From the Right



State and local governments need some tough love from Uncle Sam

State and local governments want more funds from the federal government to patch their budgets. Lack of revenue due to the recession and self-inflicted damage from the COVID-19 shutdowns of their economies, as well as larger-than-ever expenditures on top their regular overextended budgets, mean that many of them are hurting for cash. And while ...Read more

Assessing Unemployment Insurance, Incentives and Economic Activity

Earlier this year, the U.S. government passed the largest piece of stimulus legislation in our nation's history. The Coronavirus Aid, Relief and Economic Security Act included a very generous expansion of unemployment insurance benefits. The idea was to help people to keep paying their bills during the forced COVID-19 shutdowns. These benefits ...Read more

When mob mentality and moral suasion meet the markets

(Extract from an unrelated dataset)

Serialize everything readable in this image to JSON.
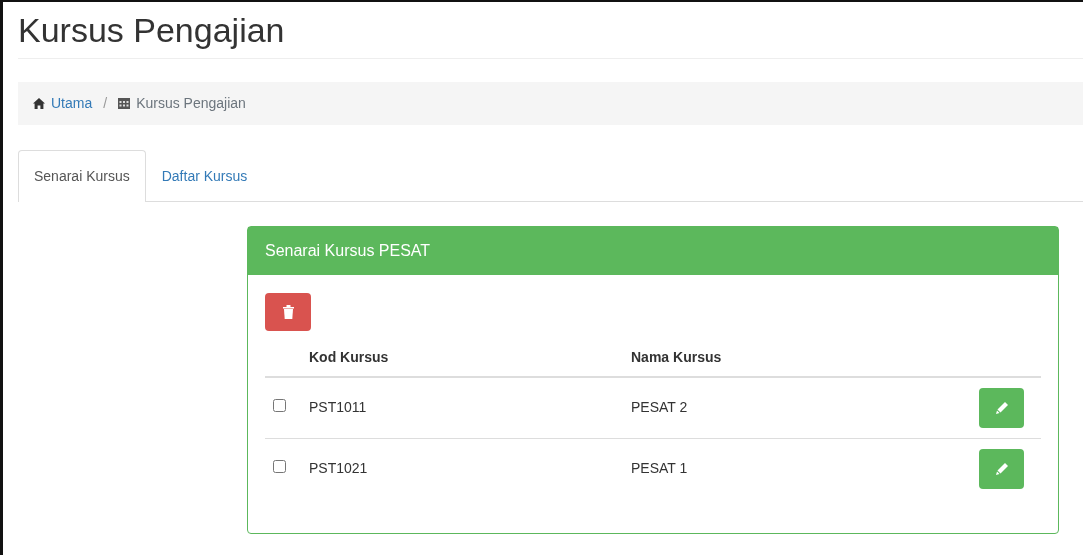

A wave of hasty firings is sweeping across the country, driven by demands from what some call the "cancel culture." The New York Times editorial page editor James Bennett ran an op-ed from Sen. Tom Cotton, R-Ark., that displeased the paper's readers and some colleagues, so he lost his job. The chief curator at the San Francisco Museum of Modern ...Read more

Responsible states shouldn't bail out the irresponsible ones, their taxpayers should

There's no doubt that this pandemic-induced recession is hitting states hard. But that's no reason to bail them out, especially when many failed to prepare for emergencies, which are inevitable.

States today are dealing with a huge mess because of a sudden and steep reduction in their revenues while their pandemic spending is going up. But lost...Read more

There's a legal challenge to the Big Apple's newest rent-control laws

Government growth and abuses are not challenged nearly enough. This results in a proliferation of bad policies that restrict freedom without achieving the policies' stated goals. As such, there are reasons to celebrate when someone steps in and challenges bad rules. Case in point: a legal challenge to New York City's Rent Stabilization Law, or ...Read more

As Bastiat would aay, peer past the obvious with pandemic policies

This week marks the 219th birthday of the great 19th-century French economist Frederic Bastiat. It's the perfect time to talk about his famous essay, "That Which is Seen, and that Which is Not Seen," published in his book, "The Law." This timeless work remains an essential guide to thinking about policymaking.

In that essay, Bastiat writes: "In...Read more

Congress predictably drops the ball on small business rescue

The Payroll Protection Program, or the PPP, is the crown jewel of the Coronavirus Aid, Relief and Economic Security Act's attempt to rescue small businesses from effects of the coronavirus pandemic. Unfortunately, the program has been a mess in its implementation and its results. This predictable failure is likely to distort and delay our ...Read more

Give individuals and small businesses a government-backed line of credit

The economy is reopening. Consumer spending increased by almost 18% last month, sending the stock market soaring. That's the good news. The bad news is that with no COVID-19 vaccine or cure on the horizon, consumers have not fully resumed their prepandemic activities, and they might not do so for quite a while. There are no silver bullets to ...Read more

The Tariff Man and Lobster King could learn from Confucius

Apparently, the United States now has a Lobster King. This great title was bestowed upon the Trump administration's trade adviser, Peter Navarro, when the president recently threatened to impose tariffs on European Union cars if the bloc does not drop its tariff on American lobsters. Needless to say, the president is upset.

Trade wars are ...Read more

Is a universal basic income program worth the costs?

Spain is the latest country talking about adopting a universal basic income, or UBI, program in response to the COVID-19 pandemic. Many libertarians, including myself, have always been open to the idea of moving away from traditional welfare programs to cash payments. That said, I have never come around to endorsing the concept, which suffers ...Read more

Economist Alesina's voice will be sorely missed

The world has lost a great economist. Alberto Alesina suddenly passed away from cardiac arrest while on a walk with his wife on May 23. He was 63. A prolific researcher, his voice will be missed in the coming years, as we must yet again debate the merits of austerity in the aftermath of COVID-19-inspired, all-out spending.

For the few last ...Read more

Even if the rich only give .8% it's still a lot of money and we should appreciate it more

One of the new ways critics like to slice and dice rich people these days is to question the value they provide to others by minimizing the importance of their charitable giving. For instance, the top 20 richest people in America gave a cumulative $8.7 billion to charity in 2018, but we are told that this sum is only 0.8% of their wealth....Read more

Turning 50 in a time of pandemic

It was going to be the party of the year: my 50th birthday. I rented a fantastic place, picked a great menu and sent funny invitations designed by my hilarious friend Brooke. I was counting down the weeks. Then COVID-19 hit. Lockdowns were ordered. No party for me. Yet what replaced it was the purest expression of the best that humanity has to ...Read more



David Horsey Steve Breen Brian Duffy Gary Markstein Darrin Bell Paul Szep